=== Begin Enclosure ===

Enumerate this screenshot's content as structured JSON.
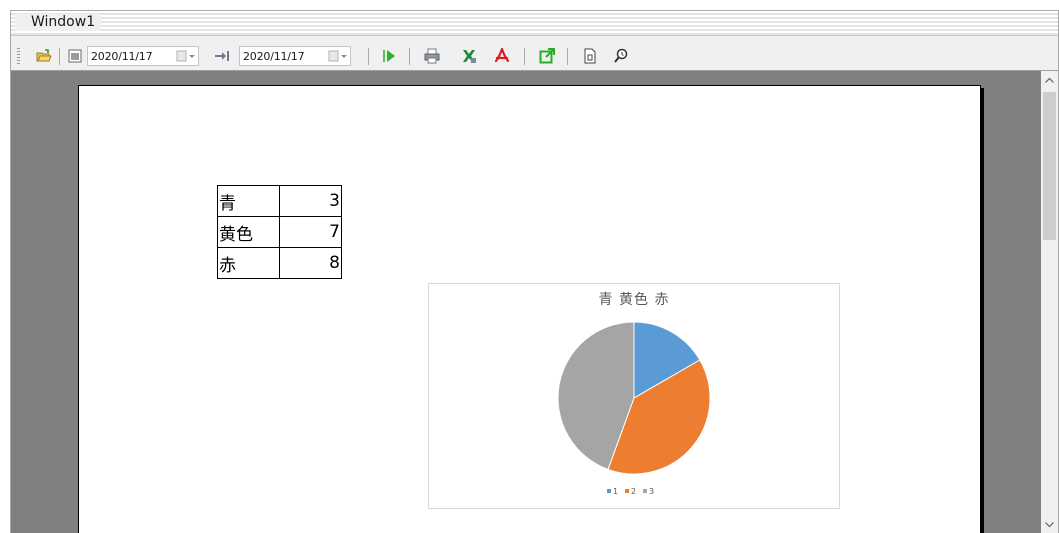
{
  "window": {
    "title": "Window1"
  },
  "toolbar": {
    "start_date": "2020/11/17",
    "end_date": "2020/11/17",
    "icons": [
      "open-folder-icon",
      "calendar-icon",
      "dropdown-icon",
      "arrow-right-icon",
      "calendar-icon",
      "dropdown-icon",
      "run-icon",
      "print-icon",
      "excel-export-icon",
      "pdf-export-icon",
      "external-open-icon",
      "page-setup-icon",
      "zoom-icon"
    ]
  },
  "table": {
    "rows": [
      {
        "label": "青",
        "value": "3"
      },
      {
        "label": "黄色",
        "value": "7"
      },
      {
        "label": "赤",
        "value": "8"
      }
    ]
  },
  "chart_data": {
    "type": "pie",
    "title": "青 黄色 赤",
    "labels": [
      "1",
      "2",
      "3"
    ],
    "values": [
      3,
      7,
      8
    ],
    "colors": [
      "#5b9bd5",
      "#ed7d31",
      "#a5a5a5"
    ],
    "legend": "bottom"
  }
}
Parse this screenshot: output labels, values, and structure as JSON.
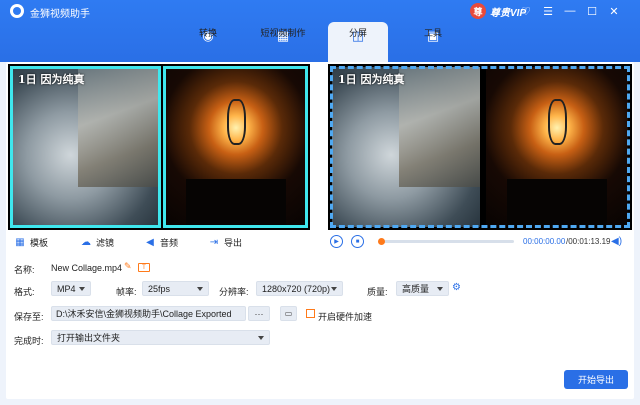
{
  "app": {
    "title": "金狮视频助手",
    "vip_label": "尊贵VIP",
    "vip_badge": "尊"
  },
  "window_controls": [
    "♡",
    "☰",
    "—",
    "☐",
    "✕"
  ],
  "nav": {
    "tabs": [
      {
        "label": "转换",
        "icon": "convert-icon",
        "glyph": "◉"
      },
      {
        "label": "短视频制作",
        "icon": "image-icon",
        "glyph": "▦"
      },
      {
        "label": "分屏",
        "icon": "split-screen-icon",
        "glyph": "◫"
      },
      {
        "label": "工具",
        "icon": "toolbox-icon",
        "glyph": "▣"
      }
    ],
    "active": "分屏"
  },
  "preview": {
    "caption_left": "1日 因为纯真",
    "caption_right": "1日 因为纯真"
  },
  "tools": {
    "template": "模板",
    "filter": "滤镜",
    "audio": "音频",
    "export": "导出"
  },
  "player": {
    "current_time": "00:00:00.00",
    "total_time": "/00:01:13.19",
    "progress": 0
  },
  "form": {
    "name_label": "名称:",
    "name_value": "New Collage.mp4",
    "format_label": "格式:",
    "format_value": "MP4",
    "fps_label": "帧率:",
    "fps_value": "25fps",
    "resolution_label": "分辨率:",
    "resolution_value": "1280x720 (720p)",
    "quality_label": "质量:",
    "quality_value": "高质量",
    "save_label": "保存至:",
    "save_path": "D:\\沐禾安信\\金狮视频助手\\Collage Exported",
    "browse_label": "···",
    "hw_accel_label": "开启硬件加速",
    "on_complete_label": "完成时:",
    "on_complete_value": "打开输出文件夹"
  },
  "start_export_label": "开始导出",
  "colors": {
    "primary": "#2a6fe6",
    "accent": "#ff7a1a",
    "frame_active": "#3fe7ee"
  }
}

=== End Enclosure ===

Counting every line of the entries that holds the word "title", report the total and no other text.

* THE COMPLETED TASK
3